The top lot at the house was Andy Warhol’s Mao, a complete set of ten screenprints that sold above the $450,000 high estimate for $480,000. Henri Matisse’s Jazz, 1947, a set of 20 pochoirs, or stencils, also brought $480,000 (estimate: $400,000/600,000) from an American collector. According to Christie’s catalogue, the Isselbacher Gallery, New York, had purchased the set directly from Madame Teríade, widow of the publisher Efstratios Eleftheriades Terìade (1897-1983), and was apparently a working copy used by the publisher. The set was offered from the Memphis-based Guardsmark collection, formed by company founder Ira Lipman.
An 1889 etching by James McNeill Whistler, Square House, Amsterdam, fetched $264,000, far above the estimated $60,000/80,000, from a European dealer.
Two works by Edvard Munch were also among the top sellers: A 1903 lithograph, The Brooch, Eva Mudocci, fell for $252,000 (estimate: $75,000/100,000); and Vampire II, a lithograph dated 1895-1902, brought $228,000 (estimate: $200,000/250,000). The work, according to the Christie’s catalogue, had been confiscated as “degenerate art” by the German National Socialist Regime and was bought at auction in 1939 by
Oslo collector Harald H. Halvorsen, along with other confiscated Munch works, for £8.
Other works by Warhol that drew competitive bidding included Ads, 1985, a complete set of ten screenprints that sold for $384,000 (estimate: $200,000/300,000). Among images featured in the set: James Dean, from Rebel Without a Cause; Judy Garland for Blackglama fur; a Van Heusen ad with Ronald Reagan; Life Savers candy and Chanel.

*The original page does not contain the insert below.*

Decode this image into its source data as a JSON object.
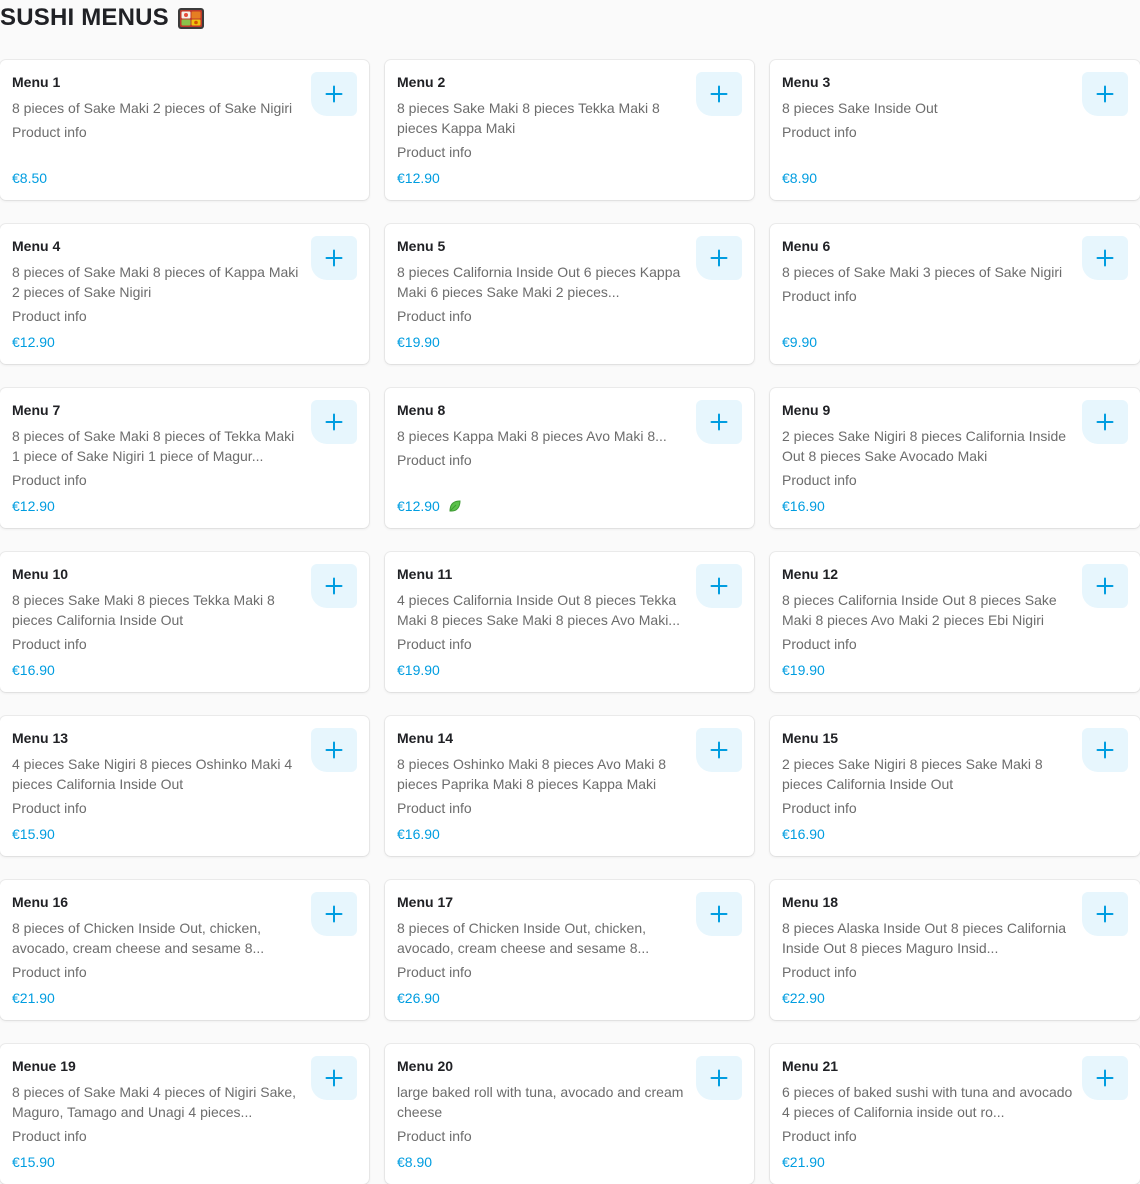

The image Shoes (Diamond Dust Shoes), 1980, brought $216,000 (estimate: $180,000/250,000).
Says Christie’s Troester: “For artists from Edward Hopper to Andy Warhol, the sale shattered previous world auction records.” She adds that activity in the room was further supported by phone and online bidding. Of 748 lots offered, 667, or 89 percent, were sold. By value the auction was 95 percent sold.
At Sotheby’s the top-selling lot was Ernst Ludwig Kirchner’s lithograph Cake Walk, 1910, which took $689,600 (estimate: $400,000/600,000). The print, depicting two dancers with legs extended, is named for a traditional African-American dance form originating in the Southern United States, says Sotheby’s catalogue, noting that the work, “an exceptionally rare lithograph,” was “executed during Kirchner’s Dresden period at the height of his mature Brücke style.”
Names behind top-selling works the likes of Marc Chagall, Richard Diebenkorn, Warhol, and Whistler, overlapped at Christie’s, Sotheby’s and Swann’s.
At Sotheby’s, Warhol’s 1968 set of ten screenprints, Campbell’s Soup I, in various colors, took $360,000 (estimate: $240,000/280,000), while Endangered Species, 1983, ten screenprints in colors, fell for $348,000, generously surpassing the high estimate of $250,000.
“Interest in artists from the American Pop movement continues to rise, with record prices paid for seminal images by Roy Lichtenstein and
Andy Warhol,” comments Christopher Gaillard, Sotheby’s vice president and head of contemporary prints.
Lichtenstein’s Nude with Blue Hair, State I, 1994, earned $264,000 (estimate: $40,000/60,000), a record for a print by the artist.
A print record was also set for Diebenkorn when Green, 1986, realized $324,000 (estimate: $200,000/300,000).
Mary Bartow, Sotheby’s senior vice president and head of the prints department, notes “global participation, with particularly strong interest from the American and European trade, and many key pieces also selling to private collectors.”
Whistler’s Portrait of Whistler, 1859, brought $216,000 (estimate: $180,000/220,000), while his 1879-80 etching Nocturne went for $204,000 (estimate: $40,000/60,000).
Another version of the work Nocturne, an etching in drypoint, 1879-80, topped the list at Swann’s, taking $102,000. Pablo Picasso’s Grand tête de femme au chapeau, 1962, fetched $72,000. Todd Weyman, Swann’s vice president and director of prints and drawings, reports that the auction yielded “strong results across the board.”